**WHAT IS BEING ASKED**
Would you find each line in the entries below with the string "this" and copy it?

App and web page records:
********
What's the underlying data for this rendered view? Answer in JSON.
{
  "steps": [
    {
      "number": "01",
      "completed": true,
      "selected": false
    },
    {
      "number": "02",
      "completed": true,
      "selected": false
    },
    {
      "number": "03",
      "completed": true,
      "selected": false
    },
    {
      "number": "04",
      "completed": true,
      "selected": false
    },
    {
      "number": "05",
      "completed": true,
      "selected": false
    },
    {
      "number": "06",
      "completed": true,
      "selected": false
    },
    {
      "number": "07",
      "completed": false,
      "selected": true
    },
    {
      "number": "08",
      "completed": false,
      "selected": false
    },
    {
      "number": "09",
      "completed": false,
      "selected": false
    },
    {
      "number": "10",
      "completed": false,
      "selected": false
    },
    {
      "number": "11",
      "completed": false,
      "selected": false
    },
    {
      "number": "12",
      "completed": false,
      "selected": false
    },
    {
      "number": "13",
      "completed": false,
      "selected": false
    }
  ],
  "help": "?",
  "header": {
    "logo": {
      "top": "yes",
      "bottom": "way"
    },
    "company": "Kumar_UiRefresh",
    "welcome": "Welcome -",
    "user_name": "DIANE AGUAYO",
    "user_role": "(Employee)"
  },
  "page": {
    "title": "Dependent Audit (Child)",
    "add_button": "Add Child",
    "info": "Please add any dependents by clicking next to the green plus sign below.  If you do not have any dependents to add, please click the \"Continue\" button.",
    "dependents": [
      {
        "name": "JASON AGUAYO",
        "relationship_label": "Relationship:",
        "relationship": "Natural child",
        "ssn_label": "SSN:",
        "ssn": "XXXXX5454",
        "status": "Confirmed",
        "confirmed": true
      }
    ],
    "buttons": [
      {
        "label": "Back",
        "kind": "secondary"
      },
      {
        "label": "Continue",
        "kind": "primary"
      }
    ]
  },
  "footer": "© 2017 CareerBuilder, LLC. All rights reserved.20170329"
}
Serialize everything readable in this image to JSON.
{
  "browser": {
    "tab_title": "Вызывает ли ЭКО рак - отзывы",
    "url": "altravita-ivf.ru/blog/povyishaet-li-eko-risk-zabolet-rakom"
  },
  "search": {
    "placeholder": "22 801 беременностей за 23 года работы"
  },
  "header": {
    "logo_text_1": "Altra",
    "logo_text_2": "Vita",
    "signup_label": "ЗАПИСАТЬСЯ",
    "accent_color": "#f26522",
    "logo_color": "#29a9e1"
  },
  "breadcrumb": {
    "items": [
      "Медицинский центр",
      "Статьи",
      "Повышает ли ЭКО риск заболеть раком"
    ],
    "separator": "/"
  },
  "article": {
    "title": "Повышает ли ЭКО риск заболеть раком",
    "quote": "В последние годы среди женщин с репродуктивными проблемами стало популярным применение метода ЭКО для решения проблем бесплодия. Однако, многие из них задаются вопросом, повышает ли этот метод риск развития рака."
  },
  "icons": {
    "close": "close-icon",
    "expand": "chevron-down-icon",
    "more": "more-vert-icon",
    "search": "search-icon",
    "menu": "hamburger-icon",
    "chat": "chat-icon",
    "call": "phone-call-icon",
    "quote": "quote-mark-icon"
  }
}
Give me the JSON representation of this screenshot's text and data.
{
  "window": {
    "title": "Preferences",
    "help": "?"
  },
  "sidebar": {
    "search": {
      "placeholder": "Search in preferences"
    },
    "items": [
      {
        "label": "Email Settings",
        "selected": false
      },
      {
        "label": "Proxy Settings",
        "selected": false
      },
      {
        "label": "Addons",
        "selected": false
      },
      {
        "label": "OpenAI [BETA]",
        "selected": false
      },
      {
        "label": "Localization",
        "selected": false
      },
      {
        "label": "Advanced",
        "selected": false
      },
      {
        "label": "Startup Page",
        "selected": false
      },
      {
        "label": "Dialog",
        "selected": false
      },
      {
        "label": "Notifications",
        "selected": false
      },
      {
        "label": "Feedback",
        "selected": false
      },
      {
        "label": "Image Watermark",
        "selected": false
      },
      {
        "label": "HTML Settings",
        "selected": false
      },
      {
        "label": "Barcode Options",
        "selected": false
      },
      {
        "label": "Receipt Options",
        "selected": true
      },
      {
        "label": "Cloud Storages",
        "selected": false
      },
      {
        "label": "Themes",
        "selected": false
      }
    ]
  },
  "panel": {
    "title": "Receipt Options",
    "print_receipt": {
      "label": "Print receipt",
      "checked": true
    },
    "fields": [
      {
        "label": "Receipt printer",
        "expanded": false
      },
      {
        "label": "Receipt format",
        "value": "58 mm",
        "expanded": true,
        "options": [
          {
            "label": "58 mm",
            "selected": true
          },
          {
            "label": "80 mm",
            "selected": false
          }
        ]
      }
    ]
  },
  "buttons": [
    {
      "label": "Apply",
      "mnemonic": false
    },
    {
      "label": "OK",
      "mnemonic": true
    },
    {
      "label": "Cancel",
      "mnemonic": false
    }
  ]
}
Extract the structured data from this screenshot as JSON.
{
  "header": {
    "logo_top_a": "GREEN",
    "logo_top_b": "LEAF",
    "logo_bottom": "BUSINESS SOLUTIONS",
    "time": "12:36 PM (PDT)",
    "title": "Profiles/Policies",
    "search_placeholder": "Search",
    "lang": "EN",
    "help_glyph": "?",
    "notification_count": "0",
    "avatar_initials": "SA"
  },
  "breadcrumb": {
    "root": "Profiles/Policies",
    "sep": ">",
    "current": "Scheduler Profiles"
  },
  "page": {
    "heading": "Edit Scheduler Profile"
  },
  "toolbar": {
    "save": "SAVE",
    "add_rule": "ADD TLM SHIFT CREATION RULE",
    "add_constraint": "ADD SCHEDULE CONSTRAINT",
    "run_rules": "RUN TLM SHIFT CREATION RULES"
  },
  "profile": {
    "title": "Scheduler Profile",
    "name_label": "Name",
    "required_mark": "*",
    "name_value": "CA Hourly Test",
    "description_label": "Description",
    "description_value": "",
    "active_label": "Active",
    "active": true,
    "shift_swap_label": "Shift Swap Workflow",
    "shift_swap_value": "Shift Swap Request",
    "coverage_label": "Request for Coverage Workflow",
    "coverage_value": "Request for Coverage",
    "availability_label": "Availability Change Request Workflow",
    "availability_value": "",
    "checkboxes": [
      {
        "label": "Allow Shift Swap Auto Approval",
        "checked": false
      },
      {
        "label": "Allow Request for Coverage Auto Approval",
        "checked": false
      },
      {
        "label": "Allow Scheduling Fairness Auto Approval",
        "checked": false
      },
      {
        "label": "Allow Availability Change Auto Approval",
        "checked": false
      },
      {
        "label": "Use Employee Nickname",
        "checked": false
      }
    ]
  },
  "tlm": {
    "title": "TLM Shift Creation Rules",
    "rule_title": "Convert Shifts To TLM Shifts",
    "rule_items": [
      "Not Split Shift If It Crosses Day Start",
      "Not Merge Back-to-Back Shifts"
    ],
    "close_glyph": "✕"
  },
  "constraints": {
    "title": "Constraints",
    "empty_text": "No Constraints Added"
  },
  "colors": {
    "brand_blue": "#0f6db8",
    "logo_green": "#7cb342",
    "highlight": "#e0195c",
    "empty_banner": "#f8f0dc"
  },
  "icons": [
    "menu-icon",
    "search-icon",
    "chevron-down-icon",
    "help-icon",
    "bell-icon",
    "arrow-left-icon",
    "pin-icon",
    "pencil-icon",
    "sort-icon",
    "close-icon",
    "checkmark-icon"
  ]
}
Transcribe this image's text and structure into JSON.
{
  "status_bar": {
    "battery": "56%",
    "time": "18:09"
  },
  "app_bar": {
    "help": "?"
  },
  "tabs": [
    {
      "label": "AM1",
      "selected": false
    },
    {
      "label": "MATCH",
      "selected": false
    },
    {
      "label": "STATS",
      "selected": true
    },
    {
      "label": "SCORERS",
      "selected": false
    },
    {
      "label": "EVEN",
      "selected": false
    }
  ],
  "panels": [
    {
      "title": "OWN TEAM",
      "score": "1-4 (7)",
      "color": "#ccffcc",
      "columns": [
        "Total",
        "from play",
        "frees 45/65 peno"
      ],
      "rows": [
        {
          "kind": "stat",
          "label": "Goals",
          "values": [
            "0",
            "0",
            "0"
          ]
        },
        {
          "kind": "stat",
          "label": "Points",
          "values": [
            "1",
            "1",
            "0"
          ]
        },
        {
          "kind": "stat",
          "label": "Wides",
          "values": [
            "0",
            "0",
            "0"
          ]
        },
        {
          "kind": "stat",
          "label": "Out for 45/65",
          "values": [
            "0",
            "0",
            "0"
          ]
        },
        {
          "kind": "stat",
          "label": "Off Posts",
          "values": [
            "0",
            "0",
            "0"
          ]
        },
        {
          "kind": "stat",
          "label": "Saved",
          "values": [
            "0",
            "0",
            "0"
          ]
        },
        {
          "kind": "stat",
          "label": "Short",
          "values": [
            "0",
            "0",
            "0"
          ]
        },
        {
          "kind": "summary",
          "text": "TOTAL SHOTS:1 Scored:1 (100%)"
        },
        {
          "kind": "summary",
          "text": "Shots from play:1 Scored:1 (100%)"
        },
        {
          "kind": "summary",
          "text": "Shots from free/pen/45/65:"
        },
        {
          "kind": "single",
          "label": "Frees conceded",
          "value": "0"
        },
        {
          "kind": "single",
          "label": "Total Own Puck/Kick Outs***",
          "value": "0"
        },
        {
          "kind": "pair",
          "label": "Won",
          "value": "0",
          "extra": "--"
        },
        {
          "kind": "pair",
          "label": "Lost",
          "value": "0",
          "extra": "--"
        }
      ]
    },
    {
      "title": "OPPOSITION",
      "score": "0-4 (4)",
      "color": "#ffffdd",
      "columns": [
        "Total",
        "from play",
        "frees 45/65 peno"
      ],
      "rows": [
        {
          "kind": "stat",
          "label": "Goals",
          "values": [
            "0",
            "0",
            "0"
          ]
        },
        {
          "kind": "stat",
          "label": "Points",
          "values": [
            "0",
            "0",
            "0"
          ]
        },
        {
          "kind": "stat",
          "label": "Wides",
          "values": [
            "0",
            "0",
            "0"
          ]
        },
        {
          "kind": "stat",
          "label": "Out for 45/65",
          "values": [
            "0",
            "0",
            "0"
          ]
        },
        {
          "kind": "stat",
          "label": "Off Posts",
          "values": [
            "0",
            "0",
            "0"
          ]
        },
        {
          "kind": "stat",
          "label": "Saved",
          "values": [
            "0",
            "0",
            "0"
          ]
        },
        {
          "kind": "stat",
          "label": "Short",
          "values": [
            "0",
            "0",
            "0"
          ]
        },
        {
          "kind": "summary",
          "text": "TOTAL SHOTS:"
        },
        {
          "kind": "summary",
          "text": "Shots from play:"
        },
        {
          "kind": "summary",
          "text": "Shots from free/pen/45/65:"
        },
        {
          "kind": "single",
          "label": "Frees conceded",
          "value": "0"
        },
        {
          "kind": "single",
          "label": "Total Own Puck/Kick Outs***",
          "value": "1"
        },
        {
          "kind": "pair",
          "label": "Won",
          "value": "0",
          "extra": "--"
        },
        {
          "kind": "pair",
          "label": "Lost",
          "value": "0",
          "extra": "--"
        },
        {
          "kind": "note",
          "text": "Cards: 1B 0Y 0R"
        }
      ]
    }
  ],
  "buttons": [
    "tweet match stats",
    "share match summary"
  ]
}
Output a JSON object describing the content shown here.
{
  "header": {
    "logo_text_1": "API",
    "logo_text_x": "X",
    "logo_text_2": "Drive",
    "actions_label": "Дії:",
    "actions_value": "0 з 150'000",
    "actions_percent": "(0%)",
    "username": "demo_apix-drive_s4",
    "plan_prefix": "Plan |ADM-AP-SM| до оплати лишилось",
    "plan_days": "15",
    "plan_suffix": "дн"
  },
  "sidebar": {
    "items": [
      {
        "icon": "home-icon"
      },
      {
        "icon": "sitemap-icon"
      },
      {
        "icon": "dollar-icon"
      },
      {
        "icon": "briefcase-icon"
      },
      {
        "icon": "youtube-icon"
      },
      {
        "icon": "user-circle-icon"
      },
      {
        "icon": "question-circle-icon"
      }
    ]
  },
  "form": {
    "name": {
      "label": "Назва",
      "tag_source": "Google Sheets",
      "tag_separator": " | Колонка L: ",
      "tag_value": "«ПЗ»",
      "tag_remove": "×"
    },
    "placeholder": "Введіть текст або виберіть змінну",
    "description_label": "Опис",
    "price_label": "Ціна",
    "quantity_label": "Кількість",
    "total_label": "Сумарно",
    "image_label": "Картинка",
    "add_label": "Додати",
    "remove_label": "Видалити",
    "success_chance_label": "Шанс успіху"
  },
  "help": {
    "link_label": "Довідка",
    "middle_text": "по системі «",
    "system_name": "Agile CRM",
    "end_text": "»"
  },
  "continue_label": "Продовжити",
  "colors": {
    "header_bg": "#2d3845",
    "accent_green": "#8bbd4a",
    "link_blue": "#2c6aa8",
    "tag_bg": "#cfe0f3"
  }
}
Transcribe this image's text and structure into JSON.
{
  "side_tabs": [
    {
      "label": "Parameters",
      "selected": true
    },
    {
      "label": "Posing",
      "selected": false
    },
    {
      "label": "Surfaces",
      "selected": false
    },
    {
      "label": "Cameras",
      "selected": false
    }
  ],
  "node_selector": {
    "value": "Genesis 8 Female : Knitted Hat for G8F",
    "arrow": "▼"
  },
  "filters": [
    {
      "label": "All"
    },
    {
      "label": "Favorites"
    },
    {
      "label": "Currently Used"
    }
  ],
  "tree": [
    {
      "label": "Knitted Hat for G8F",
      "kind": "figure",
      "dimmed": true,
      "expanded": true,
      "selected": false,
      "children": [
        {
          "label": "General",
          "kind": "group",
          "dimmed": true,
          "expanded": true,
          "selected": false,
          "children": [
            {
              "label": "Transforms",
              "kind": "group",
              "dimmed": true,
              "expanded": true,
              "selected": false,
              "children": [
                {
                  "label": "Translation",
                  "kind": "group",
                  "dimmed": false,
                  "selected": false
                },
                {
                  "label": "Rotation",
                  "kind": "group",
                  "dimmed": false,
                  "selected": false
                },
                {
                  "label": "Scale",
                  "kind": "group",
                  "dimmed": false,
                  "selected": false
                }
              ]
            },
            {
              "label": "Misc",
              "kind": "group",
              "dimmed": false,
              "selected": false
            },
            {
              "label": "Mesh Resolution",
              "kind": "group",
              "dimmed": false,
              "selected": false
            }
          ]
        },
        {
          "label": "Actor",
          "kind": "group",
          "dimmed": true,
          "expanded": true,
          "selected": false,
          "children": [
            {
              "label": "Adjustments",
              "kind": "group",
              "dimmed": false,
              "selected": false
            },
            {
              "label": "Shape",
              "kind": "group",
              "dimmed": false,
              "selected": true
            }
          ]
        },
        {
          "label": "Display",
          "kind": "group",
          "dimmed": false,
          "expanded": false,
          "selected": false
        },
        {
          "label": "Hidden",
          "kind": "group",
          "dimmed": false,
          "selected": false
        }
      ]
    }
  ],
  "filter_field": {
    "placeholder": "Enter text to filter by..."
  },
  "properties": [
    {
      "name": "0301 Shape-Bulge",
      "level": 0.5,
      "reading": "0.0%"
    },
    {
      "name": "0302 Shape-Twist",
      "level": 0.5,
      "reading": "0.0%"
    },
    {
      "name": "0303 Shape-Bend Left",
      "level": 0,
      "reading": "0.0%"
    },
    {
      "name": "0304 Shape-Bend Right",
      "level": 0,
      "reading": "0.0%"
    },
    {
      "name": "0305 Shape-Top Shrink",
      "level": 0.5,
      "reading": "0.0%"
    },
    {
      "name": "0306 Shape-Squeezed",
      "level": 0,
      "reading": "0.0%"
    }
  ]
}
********
**RESPONSE BELOW**
What's the underlying data for this rendered view? Answer in JSON.
Serialize everything readable in this image to JSON.
Give me the JSON representation of this screenshot's text and data.
Extract the structured data from this screenshot as JSON.
Transcribe this image's text and structure into JSON.
Transcribe this image's text and structure into JSON.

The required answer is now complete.